• [AVAILABLE RECORDS]:

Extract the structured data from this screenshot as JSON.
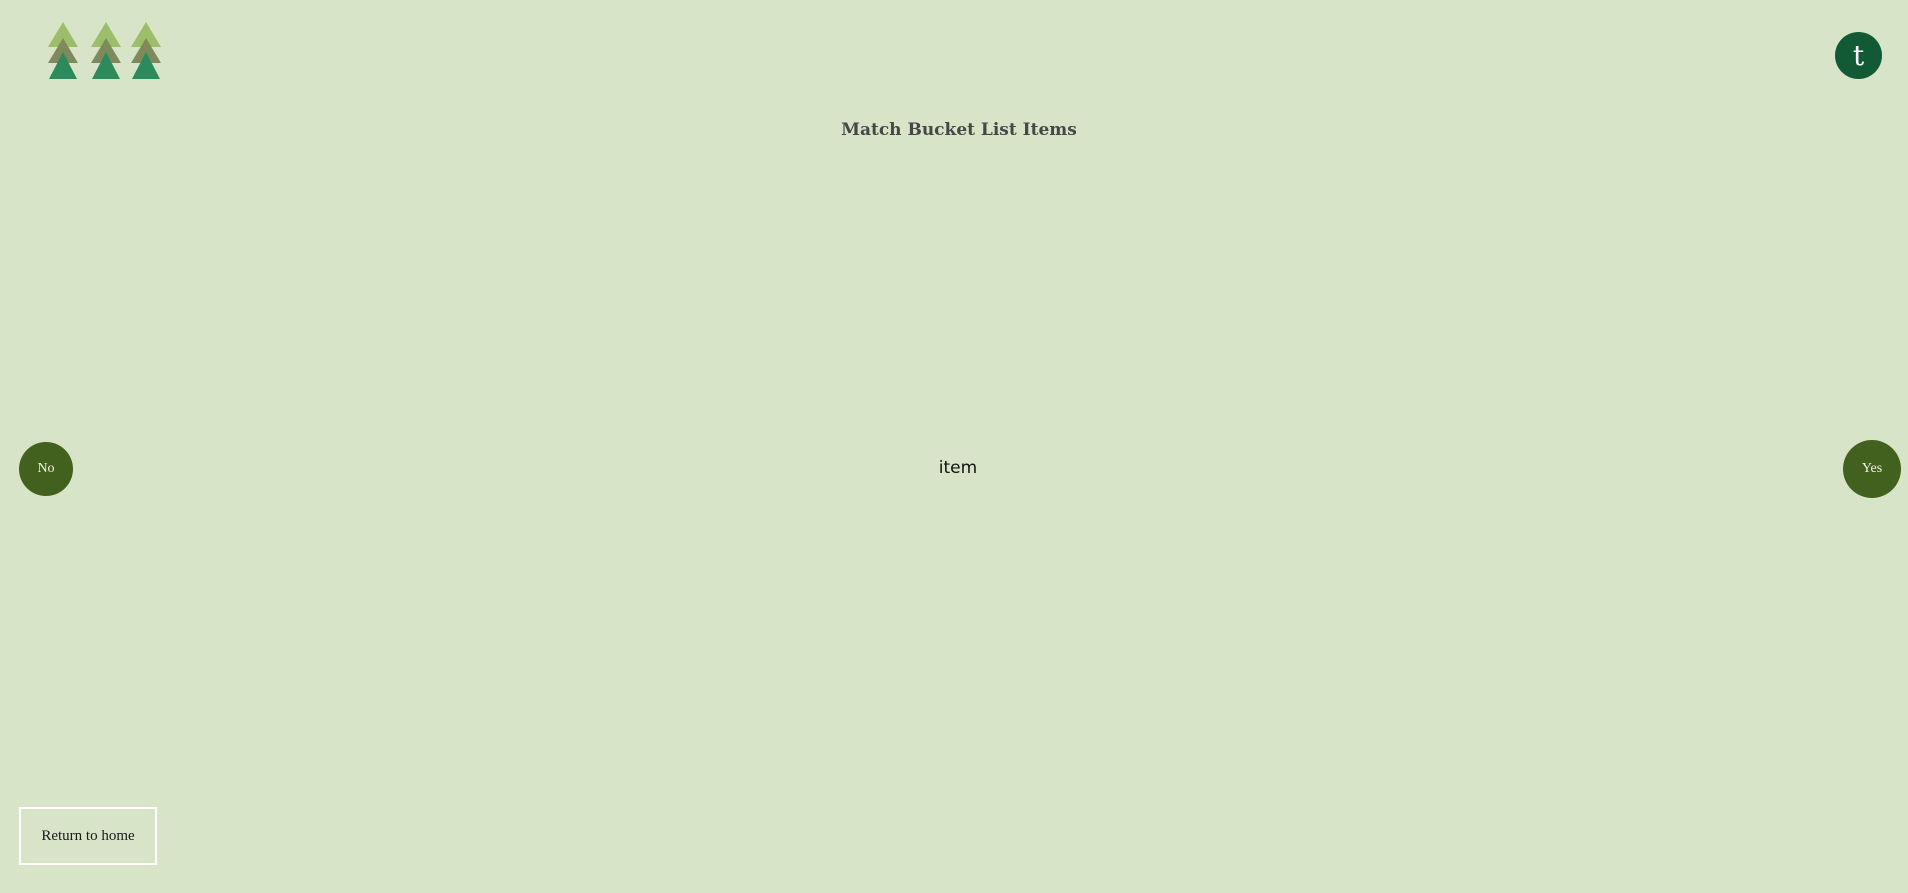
{
  "header": {
    "logo_icon": "pine-trees-icon",
    "avatar_initial": "t"
  },
  "main": {
    "title": "Match Bucket List Items",
    "item_text": "item",
    "no_label": "No",
    "yes_label": "Yes"
  },
  "footer": {
    "home_label": "Return to home"
  },
  "colors": {
    "background": "#d8e4c8",
    "avatar": "#125a36",
    "choice_button": "#42611f",
    "tree_light": "#9cbd6a",
    "tree_mid": "#7f8a5c",
    "tree_dark": "#2c8a5c"
  }
}
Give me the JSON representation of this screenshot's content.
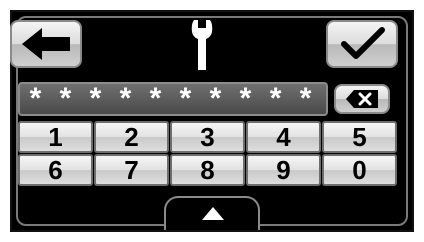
{
  "header": {
    "back_icon": "left-arrow-icon",
    "title_icon": "wrench-icon",
    "confirm_icon": "checkmark-icon"
  },
  "password": {
    "masked_value": "* * * * * * * * * *",
    "delete_icon": "backspace-x-icon"
  },
  "keypad": {
    "rows": [
      [
        "1",
        "2",
        "3",
        "4",
        "5"
      ],
      [
        "6",
        "7",
        "8",
        "9",
        "0"
      ]
    ]
  },
  "footer": {
    "expand_icon": "triangle-up-icon"
  },
  "colors": {
    "background": "#000000",
    "button_light": "#f4f4f4",
    "button_dark": "#b9b9b9",
    "password_field": "#5a5a5a"
  }
}
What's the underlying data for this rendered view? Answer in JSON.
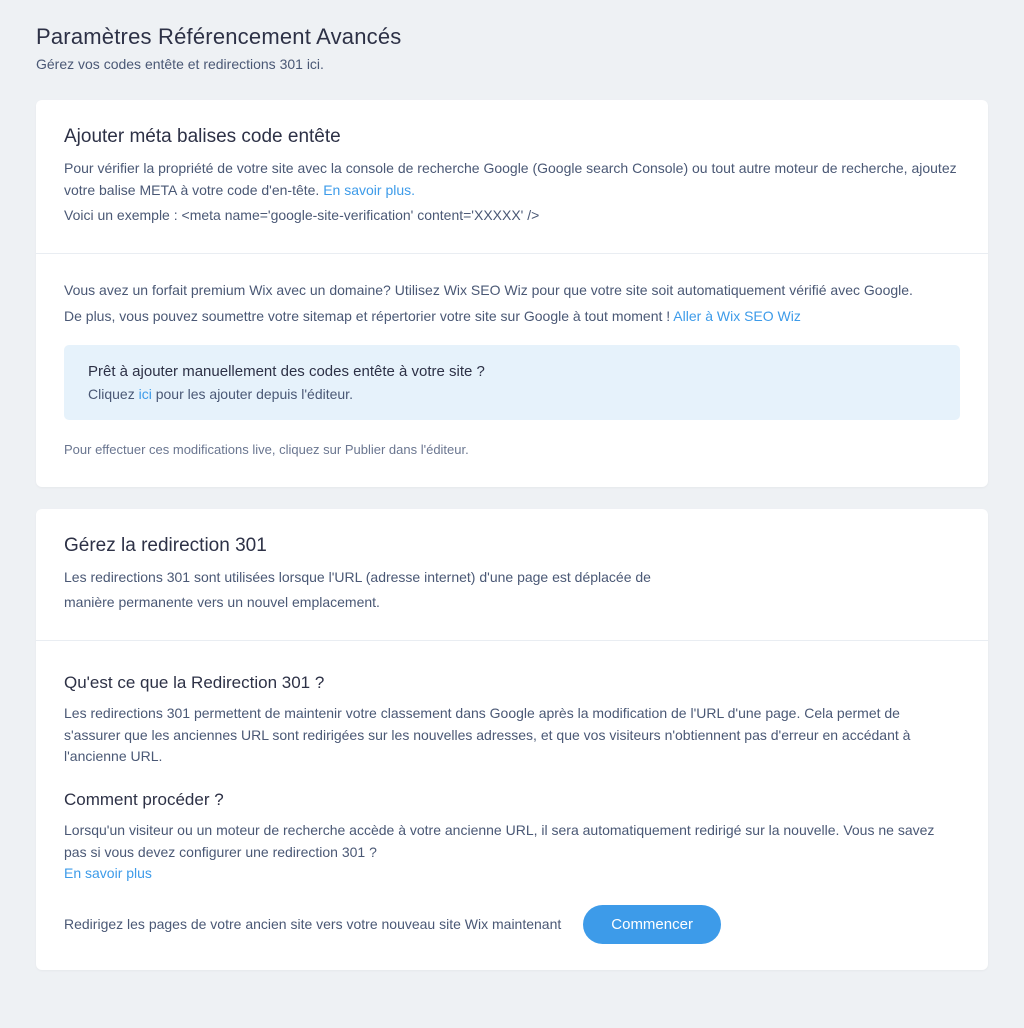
{
  "page": {
    "title": "Paramètres Référencement Avancés",
    "subtitle": "Gérez vos codes entête et redirections 301 ici."
  },
  "meta_card": {
    "heading": "Ajouter méta balises code entête",
    "desc": "Pour vérifier la propriété de votre site avec la console de recherche Google (Google search Console) ou tout autre moteur de recherche, ajoutez votre balise META à votre code d'en-tête. ",
    "learn_more": "En savoir plus.",
    "example_prefix": "Voici un exemple : ",
    "example_code": "<meta name='google-site-verification' content='XXXXX' />",
    "premium_line1": "Vous avez un forfait premium Wix avec un domaine? Utilisez Wix SEO Wiz pour que votre site soit automatiquement vérifié avec Google.",
    "premium_line2_pre": "De plus, vous pouvez soumettre votre sitemap et répertorier votre site sur Google à tout moment ! ",
    "seo_wiz_link": "Aller à Wix SEO Wiz",
    "banner_q": "Prêt à ajouter manuellement des codes entête à votre site ?",
    "banner_a_pre": "Cliquez ",
    "banner_a_link": "ici",
    "banner_a_post": " pour les ajouter depuis l'éditeur.",
    "footer_note": "Pour effectuer ces modifications live, cliquez sur Publier dans l'éditeur."
  },
  "redirect_card": {
    "heading": "Gérez la redirection 301",
    "desc_line1": "Les redirections 301 sont utilisées lorsque l'URL (adresse internet) d'une page est déplacée de",
    "desc_line2": "manière permanente vers un nouvel emplacement.",
    "what_heading": "Qu'est ce que la Redirection 301 ?",
    "what_desc": "Les redirections 301 permettent de maintenir votre classement dans Google après la modification de l'URL d'une page. Cela permet de s'assurer que les anciennes URL sont redirigées sur les nouvelles adresses, et que vos visiteurs n'obtiennent pas d'erreur en accédant à l'ancienne URL.",
    "how_heading": "Comment procéder ?",
    "how_desc": "Lorsqu'un visiteur ou un moteur de recherche accède à votre ancienne URL, il sera automatiquement redirigé sur la nouvelle. Vous ne savez pas si vous devez configurer une redirection 301 ?",
    "how_link": "En savoir plus",
    "cta_text": "Redirigez les pages de votre ancien site vers votre nouveau site Wix maintenant",
    "cta_button": "Commencer"
  }
}
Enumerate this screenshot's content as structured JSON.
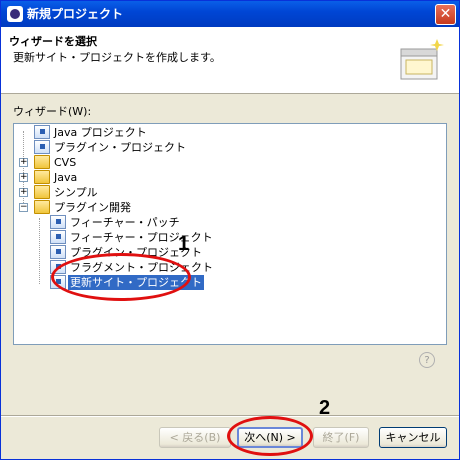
{
  "window": {
    "title": "新規プロジェクト",
    "close_glyph": "✕"
  },
  "header": {
    "title": "ウィザードを選択",
    "description": "更新サイト・プロジェクトを作成します。"
  },
  "tree": {
    "label": "ウィザード(W):",
    "items": [
      {
        "label": "Java プロジェクト",
        "icon": "java-project-icon"
      },
      {
        "label": "プラグイン・プロジェクト",
        "icon": "plugin-project-icon"
      },
      {
        "label": "CVS",
        "icon": "folder-icon",
        "expander": "+"
      },
      {
        "label": "Java",
        "icon": "folder-icon",
        "expander": "+"
      },
      {
        "label": "シンプル",
        "icon": "folder-icon",
        "expander": "+"
      },
      {
        "label": "プラグイン開発",
        "icon": "folder-open-icon",
        "expander": "−"
      },
      {
        "label": "フィーチャー・パッチ",
        "icon": "feature-patch-icon"
      },
      {
        "label": "フィーチャー・プロジェクト",
        "icon": "feature-project-icon"
      },
      {
        "label": "プラグイン・プロジェクト",
        "icon": "plugin-project-icon"
      },
      {
        "label": "フラグメント・プロジェクト",
        "icon": "fragment-project-icon"
      },
      {
        "label": "更新サイト・プロジェクト",
        "icon": "update-site-icon",
        "selected": true
      }
    ]
  },
  "help_glyph": "?",
  "buttons": {
    "back": "< 戻る(B)",
    "next": "次へ(N) >",
    "finish": "終了(F)",
    "cancel": "キャンセル"
  },
  "annotations": {
    "one": "1",
    "two": "2",
    "color": "#e01010"
  }
}
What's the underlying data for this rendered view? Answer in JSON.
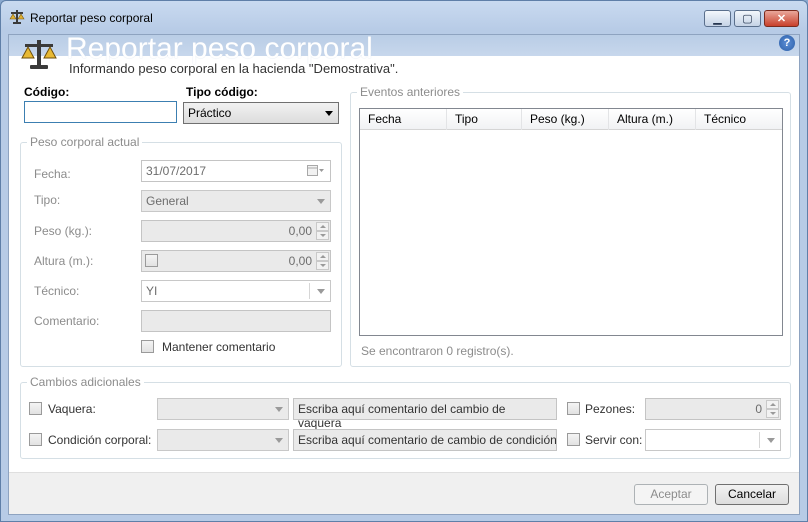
{
  "window": {
    "title": "Reportar peso corporal",
    "minimize": "▁",
    "maximize": "▢",
    "close": "✕"
  },
  "banner": {
    "title": "Reportar peso corporal",
    "subtitle": "Informando peso corporal en la hacienda \"Demostrativa\".",
    "help": "?"
  },
  "codigo": {
    "label": "Código:",
    "value": ""
  },
  "tipo_codigo": {
    "label": "Tipo código:",
    "value": "Práctico"
  },
  "peso_actual": {
    "title": "Peso corporal actual",
    "fecha": {
      "label": "Fecha:",
      "value": "31/07/2017"
    },
    "tipo": {
      "label": "Tipo:",
      "value": "General"
    },
    "peso": {
      "label": "Peso (kg.):",
      "value": "0,00"
    },
    "altura": {
      "label": "Altura (m.):",
      "value": "0,00"
    },
    "tecnico": {
      "label": "Técnico:",
      "value": "YI"
    },
    "comentario": {
      "label": "Comentario:",
      "value": ""
    },
    "mantener": {
      "label": "Mantener comentario"
    }
  },
  "eventos": {
    "title": "Eventos anteriores",
    "columns": [
      "Fecha",
      "Tipo",
      "Peso (kg.)",
      "Altura (m.)",
      "Técnico"
    ],
    "status": "Se encontraron 0 registro(s)."
  },
  "cambios": {
    "title": "Cambios adicionales",
    "vaquera": {
      "label": "Vaquera:",
      "placeholder": "Escriba aquí comentario del cambio de vaquera"
    },
    "condicion": {
      "label": "Condición corporal:",
      "placeholder": "Escriba aquí comentario de cambio de condición c"
    },
    "pezones": {
      "label": "Pezones:",
      "value": "0"
    },
    "servir": {
      "label": "Servir con:"
    }
  },
  "buttons": {
    "aceptar": "Aceptar",
    "cancelar": "Cancelar"
  },
  "colors": {
    "titlebar": "#b7cbe6",
    "close": "#c9402b",
    "border": "#5f7fa8"
  }
}
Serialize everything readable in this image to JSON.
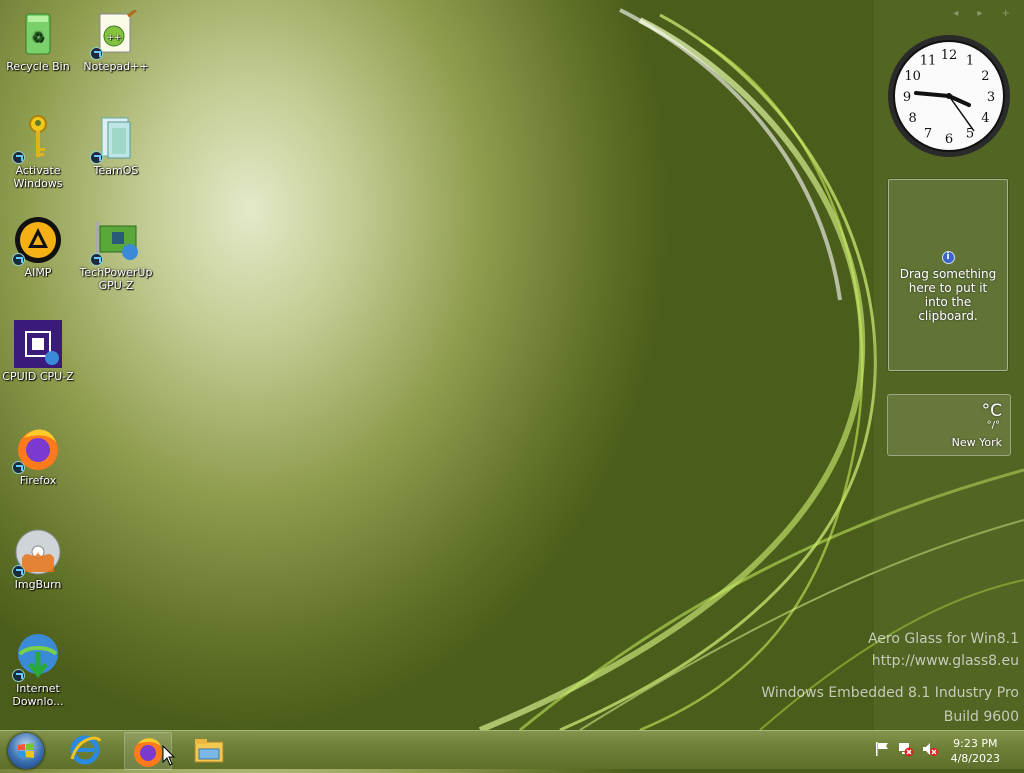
{
  "desktop_icons": [
    {
      "label": "Recycle Bin",
      "icon": "recycle-bin-icon"
    },
    {
      "label": "Notepad++",
      "icon": "notepad-plus-plus-icon"
    },
    {
      "label": "Activate Windows",
      "icon": "key-icon"
    },
    {
      "label": "TeamOS",
      "icon": "teamos-icon"
    },
    {
      "label": "AIMP",
      "icon": "aimp-icon"
    },
    {
      "label": "TechPowerUp GPU-Z",
      "icon": "gpu-z-icon"
    },
    {
      "label": "CPUID CPU-Z",
      "icon": "cpu-z-icon"
    },
    {
      "label": "Firefox",
      "icon": "firefox-icon"
    },
    {
      "label": "ImgBurn",
      "icon": "imgburn-icon"
    },
    {
      "label": "Internet Downlo...",
      "icon": "internet-download-manager-icon"
    }
  ],
  "gadgets": {
    "clock": {
      "hour_numbers": [
        "12",
        "1",
        "2",
        "3",
        "4",
        "5",
        "6",
        "7",
        "8",
        "9",
        "10",
        "11"
      ]
    },
    "clipboard": {
      "message": "Drag something here to put it into the clipboard."
    },
    "weather": {
      "temperature": "°C",
      "range": "°/°",
      "city": "New York"
    }
  },
  "watermark": {
    "line1": "Aero Glass for Win8.1",
    "line2": "http://www.glass8.eu",
    "line3": "Windows Embedded 8.1 Industry Pro",
    "line4": "Build 9600"
  },
  "taskbar": {
    "pinned": [
      "internet-explorer-icon",
      "firefox-icon",
      "file-explorer-icon"
    ],
    "time": "9:23 PM",
    "date": "4/8/2023",
    "tray_icons": [
      "action-center-flag-icon",
      "network-disconnected-icon",
      "volume-muted-icon"
    ]
  },
  "colors": {
    "accent": "#6f8038",
    "wallpaper_highlight": "#e4e9c9",
    "wallpaper_dark": "#4b5d1a"
  }
}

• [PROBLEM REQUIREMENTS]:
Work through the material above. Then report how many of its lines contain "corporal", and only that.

• [ANSWER BOX]:
5